#### ENTRIES SUPPLIED

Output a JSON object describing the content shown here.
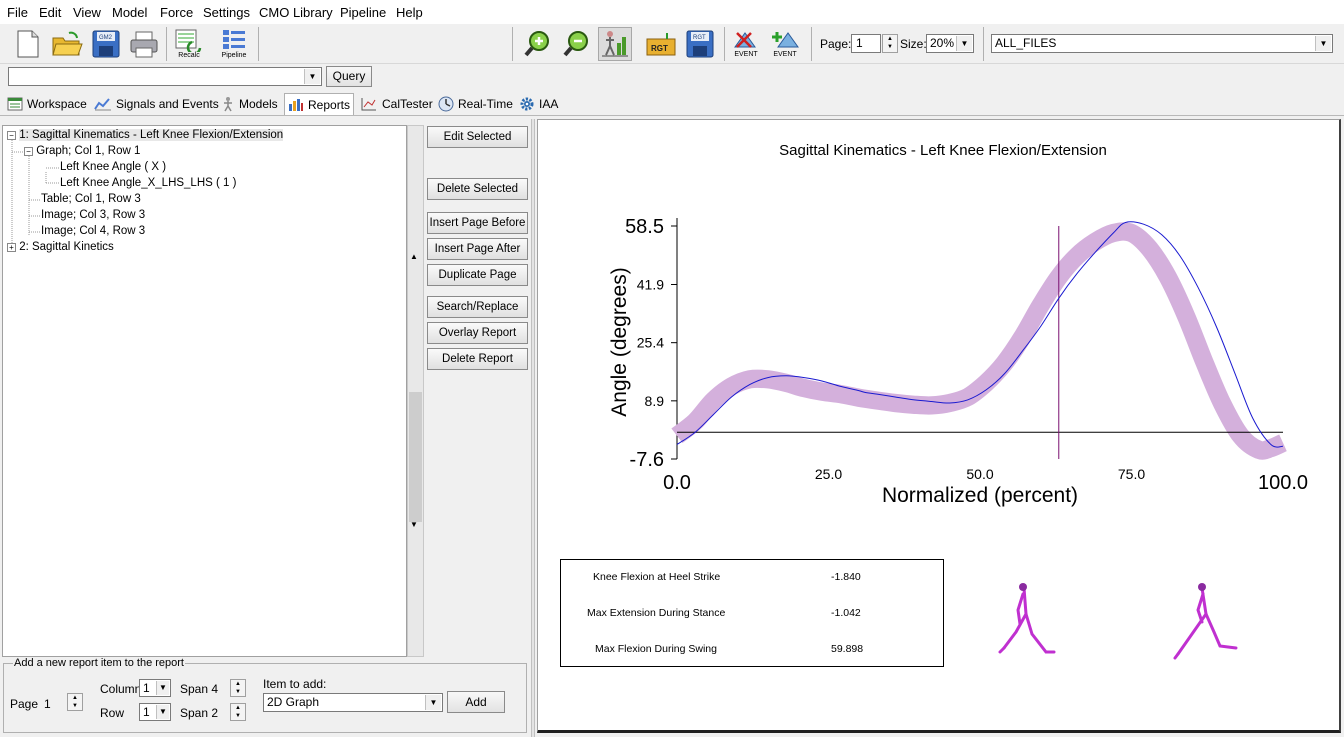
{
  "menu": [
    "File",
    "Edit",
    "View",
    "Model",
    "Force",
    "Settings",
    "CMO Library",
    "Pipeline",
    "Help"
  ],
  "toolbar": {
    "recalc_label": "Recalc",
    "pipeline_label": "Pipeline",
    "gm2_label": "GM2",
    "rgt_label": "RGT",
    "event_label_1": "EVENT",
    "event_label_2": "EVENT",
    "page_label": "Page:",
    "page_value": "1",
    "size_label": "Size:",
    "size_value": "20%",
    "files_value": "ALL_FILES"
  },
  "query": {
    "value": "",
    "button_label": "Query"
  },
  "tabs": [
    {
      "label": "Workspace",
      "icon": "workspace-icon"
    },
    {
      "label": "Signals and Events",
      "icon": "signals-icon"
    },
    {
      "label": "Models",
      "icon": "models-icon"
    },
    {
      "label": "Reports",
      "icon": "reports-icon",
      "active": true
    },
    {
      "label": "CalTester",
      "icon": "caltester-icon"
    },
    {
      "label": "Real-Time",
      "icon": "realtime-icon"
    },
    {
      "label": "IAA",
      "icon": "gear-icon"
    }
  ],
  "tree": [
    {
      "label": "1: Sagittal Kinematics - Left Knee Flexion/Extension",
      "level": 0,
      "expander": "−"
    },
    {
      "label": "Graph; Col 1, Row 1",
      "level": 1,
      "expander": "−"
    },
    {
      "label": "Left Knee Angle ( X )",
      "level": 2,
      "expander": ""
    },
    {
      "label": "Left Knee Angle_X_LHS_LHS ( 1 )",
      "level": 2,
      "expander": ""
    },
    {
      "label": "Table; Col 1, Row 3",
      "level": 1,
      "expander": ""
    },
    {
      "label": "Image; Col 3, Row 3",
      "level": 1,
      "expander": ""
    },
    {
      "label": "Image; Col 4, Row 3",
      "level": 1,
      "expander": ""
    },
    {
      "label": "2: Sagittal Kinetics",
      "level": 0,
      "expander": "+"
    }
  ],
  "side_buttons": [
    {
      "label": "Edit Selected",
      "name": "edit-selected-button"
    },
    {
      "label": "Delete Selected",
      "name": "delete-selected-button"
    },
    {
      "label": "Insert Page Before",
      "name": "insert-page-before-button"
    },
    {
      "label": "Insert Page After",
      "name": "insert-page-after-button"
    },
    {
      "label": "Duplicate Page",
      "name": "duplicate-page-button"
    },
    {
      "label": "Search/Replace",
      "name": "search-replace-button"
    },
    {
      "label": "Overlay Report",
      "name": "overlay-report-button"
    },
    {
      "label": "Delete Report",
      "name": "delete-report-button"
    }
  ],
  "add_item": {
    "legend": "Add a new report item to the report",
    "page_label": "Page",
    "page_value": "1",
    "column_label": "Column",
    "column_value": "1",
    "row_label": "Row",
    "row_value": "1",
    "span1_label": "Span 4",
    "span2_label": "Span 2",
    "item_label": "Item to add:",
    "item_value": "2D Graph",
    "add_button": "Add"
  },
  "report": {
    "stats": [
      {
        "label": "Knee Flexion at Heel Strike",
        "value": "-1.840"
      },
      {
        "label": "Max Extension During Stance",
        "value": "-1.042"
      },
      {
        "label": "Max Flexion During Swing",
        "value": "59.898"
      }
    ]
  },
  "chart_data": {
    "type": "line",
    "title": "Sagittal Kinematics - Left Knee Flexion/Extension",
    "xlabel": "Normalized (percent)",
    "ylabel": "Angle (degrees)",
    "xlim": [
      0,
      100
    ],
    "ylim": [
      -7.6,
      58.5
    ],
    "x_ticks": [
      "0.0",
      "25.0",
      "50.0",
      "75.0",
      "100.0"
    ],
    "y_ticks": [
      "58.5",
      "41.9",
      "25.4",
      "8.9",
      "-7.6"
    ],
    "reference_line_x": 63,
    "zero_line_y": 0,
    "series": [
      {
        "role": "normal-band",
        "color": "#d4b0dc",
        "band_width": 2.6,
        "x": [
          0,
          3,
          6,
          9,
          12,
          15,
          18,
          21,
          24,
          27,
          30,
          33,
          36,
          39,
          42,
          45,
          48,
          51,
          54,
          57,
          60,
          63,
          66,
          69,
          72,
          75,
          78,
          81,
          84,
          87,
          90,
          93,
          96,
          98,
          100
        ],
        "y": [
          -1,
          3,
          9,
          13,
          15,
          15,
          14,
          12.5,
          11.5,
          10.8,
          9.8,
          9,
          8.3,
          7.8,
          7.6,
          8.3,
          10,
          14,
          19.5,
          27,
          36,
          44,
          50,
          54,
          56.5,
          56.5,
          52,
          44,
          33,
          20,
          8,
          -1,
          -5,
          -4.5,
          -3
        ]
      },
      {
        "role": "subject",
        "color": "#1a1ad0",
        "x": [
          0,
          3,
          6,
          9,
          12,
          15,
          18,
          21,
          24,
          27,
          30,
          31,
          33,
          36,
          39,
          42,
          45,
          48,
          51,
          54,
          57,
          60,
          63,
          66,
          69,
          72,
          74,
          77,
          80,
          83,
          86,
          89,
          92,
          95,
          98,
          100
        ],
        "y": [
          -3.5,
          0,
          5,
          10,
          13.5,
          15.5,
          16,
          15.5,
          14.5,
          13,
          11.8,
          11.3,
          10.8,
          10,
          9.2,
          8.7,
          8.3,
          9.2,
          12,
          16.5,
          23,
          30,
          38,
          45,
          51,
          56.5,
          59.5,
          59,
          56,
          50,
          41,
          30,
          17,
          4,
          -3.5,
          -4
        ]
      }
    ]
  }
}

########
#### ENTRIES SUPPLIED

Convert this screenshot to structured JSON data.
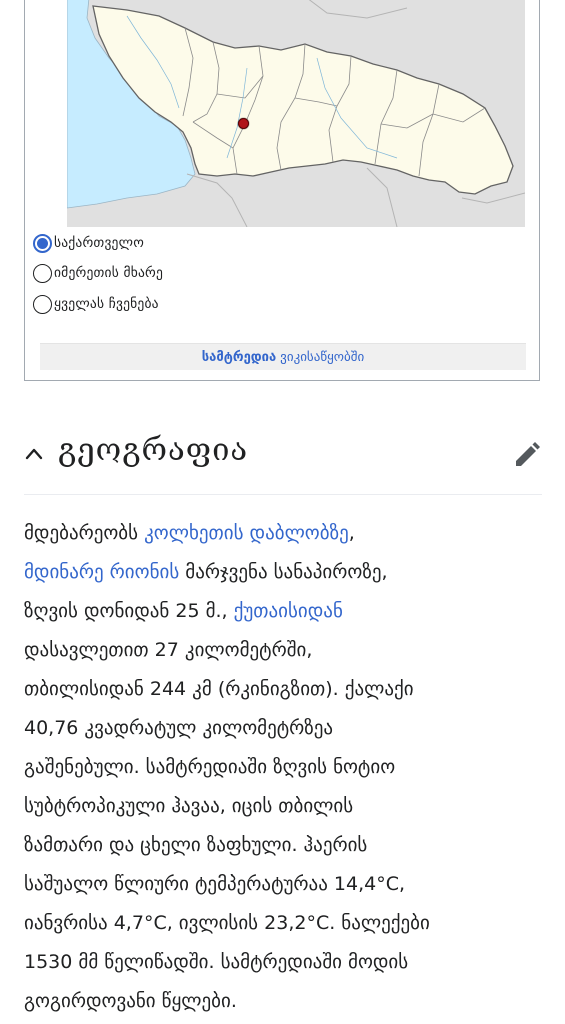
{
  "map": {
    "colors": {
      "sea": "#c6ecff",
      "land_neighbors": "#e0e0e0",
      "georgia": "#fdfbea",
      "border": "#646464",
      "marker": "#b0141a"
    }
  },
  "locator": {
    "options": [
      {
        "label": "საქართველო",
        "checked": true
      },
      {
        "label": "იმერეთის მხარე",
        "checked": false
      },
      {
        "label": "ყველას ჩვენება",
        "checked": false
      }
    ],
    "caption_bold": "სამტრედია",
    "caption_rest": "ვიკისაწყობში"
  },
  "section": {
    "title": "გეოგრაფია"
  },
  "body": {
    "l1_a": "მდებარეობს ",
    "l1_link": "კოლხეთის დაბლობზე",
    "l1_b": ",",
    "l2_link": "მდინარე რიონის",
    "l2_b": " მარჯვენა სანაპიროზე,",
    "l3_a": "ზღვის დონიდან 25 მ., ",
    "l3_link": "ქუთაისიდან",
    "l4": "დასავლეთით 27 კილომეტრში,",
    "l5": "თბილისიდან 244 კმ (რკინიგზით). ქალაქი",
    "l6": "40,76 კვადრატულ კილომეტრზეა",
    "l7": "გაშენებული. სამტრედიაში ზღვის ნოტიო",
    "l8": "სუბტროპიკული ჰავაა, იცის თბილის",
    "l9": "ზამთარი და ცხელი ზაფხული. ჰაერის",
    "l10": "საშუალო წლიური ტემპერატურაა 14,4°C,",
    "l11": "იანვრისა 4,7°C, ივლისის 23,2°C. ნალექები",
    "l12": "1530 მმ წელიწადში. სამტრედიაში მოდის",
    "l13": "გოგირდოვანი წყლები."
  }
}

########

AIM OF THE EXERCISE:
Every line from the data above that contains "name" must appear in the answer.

SOLUTION TO THIS PROBLEM:
      "name": "edit-selected-button"
      "name": "delete-selected-button"
      "name": "insert-page-before-button"
      "name": "insert-page-after-button"
      "name": "duplicate-page-button"
      "name": "search-replace-button"
      "name": "overlay-report-button"
      "name": "delete-report-button"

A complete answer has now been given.